Try it
Return every line of the data below, exactly.

Dataset entries
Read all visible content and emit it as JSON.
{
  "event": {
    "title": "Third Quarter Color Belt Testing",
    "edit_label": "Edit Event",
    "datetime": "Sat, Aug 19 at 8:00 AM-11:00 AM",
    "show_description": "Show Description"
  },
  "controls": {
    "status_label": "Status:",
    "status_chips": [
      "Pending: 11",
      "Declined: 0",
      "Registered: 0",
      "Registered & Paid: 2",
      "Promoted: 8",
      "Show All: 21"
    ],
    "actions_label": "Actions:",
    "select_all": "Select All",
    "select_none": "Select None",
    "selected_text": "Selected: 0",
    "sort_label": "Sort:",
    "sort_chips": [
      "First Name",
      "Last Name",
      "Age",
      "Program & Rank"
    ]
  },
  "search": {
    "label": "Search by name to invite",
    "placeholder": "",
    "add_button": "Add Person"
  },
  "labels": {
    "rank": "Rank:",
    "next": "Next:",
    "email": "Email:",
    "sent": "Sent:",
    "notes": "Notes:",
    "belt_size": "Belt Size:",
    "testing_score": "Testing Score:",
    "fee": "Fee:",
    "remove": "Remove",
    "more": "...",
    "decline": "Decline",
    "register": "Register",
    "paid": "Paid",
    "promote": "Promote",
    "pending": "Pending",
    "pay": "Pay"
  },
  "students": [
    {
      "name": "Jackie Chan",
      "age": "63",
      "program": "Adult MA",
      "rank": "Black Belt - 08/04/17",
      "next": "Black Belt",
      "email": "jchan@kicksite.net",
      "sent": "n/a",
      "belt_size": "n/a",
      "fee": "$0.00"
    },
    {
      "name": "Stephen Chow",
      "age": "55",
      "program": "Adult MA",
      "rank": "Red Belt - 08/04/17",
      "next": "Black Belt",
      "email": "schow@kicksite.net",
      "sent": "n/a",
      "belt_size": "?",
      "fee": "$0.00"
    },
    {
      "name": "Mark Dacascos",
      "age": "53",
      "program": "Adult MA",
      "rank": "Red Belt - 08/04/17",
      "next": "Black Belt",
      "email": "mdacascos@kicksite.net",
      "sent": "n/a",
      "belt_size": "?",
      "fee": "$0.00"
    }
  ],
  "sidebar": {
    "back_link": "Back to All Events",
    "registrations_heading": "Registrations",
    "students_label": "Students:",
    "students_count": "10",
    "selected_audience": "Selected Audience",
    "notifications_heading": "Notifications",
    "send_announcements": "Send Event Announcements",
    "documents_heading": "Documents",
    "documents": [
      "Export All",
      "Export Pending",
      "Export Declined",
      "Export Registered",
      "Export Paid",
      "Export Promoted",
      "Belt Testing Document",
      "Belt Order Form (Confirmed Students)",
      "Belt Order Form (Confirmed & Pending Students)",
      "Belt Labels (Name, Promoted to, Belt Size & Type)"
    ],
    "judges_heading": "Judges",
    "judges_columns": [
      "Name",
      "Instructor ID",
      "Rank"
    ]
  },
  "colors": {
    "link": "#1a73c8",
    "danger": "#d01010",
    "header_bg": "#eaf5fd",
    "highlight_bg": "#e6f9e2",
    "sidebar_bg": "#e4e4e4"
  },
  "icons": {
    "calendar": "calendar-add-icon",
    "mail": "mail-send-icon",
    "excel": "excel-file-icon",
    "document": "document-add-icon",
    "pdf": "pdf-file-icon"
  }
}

Answer for this exercise
Read all visible content and emit it as JSON.
{
  "event": {
    "title": "Third Quarter Color Belt Testing",
    "edit_label": "Edit Event",
    "datetime": "Sat, Aug 19 at 8:00 AM-11:00 AM",
    "show_description": "Show Description"
  },
  "controls": {
    "status_label": "Status:",
    "status_chips": [
      "Pending: 11",
      "Declined: 0",
      "Registered: 0",
      "Registered & Paid: 2",
      "Promoted: 8",
      "Show All: 21"
    ],
    "actions_label": "Actions:",
    "select_all": "Select All",
    "select_none": "Select None",
    "selected_text": "Selected: 0",
    "sort_label": "Sort:",
    "sort_chips": [
      "First Name",
      "Last Name",
      "Age",
      "Program & Rank"
    ]
  },
  "search": {
    "label": "Search by name to invite",
    "placeholder": "",
    "add_button": "Add Person"
  },
  "labels": {
    "rank": "Rank:",
    "next": "Next:",
    "email": "Email:",
    "sent": "Sent:",
    "notes": "Notes:",
    "belt_size": "Belt Size:",
    "testing_score": "Testing Score:",
    "fee": "Fee:",
    "remove": "Remove",
    "more": "...",
    "decline": "Decline",
    "register": "Register",
    "paid": "Paid",
    "promote": "Promote",
    "pending": "Pending",
    "pay": "Pay"
  },
  "students": [
    {
      "name": "Jackie Chan",
      "age": "63",
      "program": "Adult MA",
      "rank": "Black Belt - 08/04/17",
      "next": "Black Belt",
      "email": "jchan@kicksite.net",
      "sent": "n/a",
      "belt_size": "n/a",
      "fee": "$0.00"
    },
    {
      "name": "Stephen Chow",
      "age": "55",
      "program": "Adult MA",
      "rank": "Red Belt - 08/04/17",
      "next": "Black Belt",
      "email": "schow@kicksite.net",
      "sent": "n/a",
      "belt_size": "?",
      "fee": "$0.00"
    },
    {
      "name": "Mark Dacascos",
      "age": "53",
      "program": "Adult MA",
      "rank": "Red Belt - 08/04/17",
      "next": "Black Belt",
      "email": "mdacascos@kicksite.net",
      "sent": "n/a",
      "belt_size": "?",
      "fee": "$0.00"
    }
  ],
  "sidebar": {
    "back_link": "Back to All Events",
    "registrations_heading": "Registrations",
    "students_label": "Students:",
    "students_count": "10",
    "selected_audience": "Selected Audience",
    "notifications_heading": "Notifications",
    "send_announcements": "Send Event Announcements",
    "documents_heading": "Documents",
    "documents": [
      "Export All",
      "Export Pending",
      "Export Declined",
      "Export Registered",
      "Export Paid",
      "Export Promoted",
      "Belt Testing Document",
      "Belt Order Form (Confirmed Students)",
      "Belt Order Form (Confirmed & Pending Students)",
      "Belt Labels (Name, Promoted to, Belt Size & Type)"
    ],
    "judges_heading": "Judges",
    "judges_columns": [
      "Name",
      "Instructor ID",
      "Rank"
    ]
  },
  "colors": {
    "link": "#1a73c8",
    "danger": "#d01010",
    "header_bg": "#eaf5fd",
    "highlight_bg": "#e6f9e2",
    "sidebar_bg": "#e4e4e4"
  },
  "icons": {
    "calendar": "calendar-add-icon",
    "mail": "mail-send-icon",
    "excel": "excel-file-icon",
    "document": "document-add-icon",
    "pdf": "pdf-file-icon"
  }
}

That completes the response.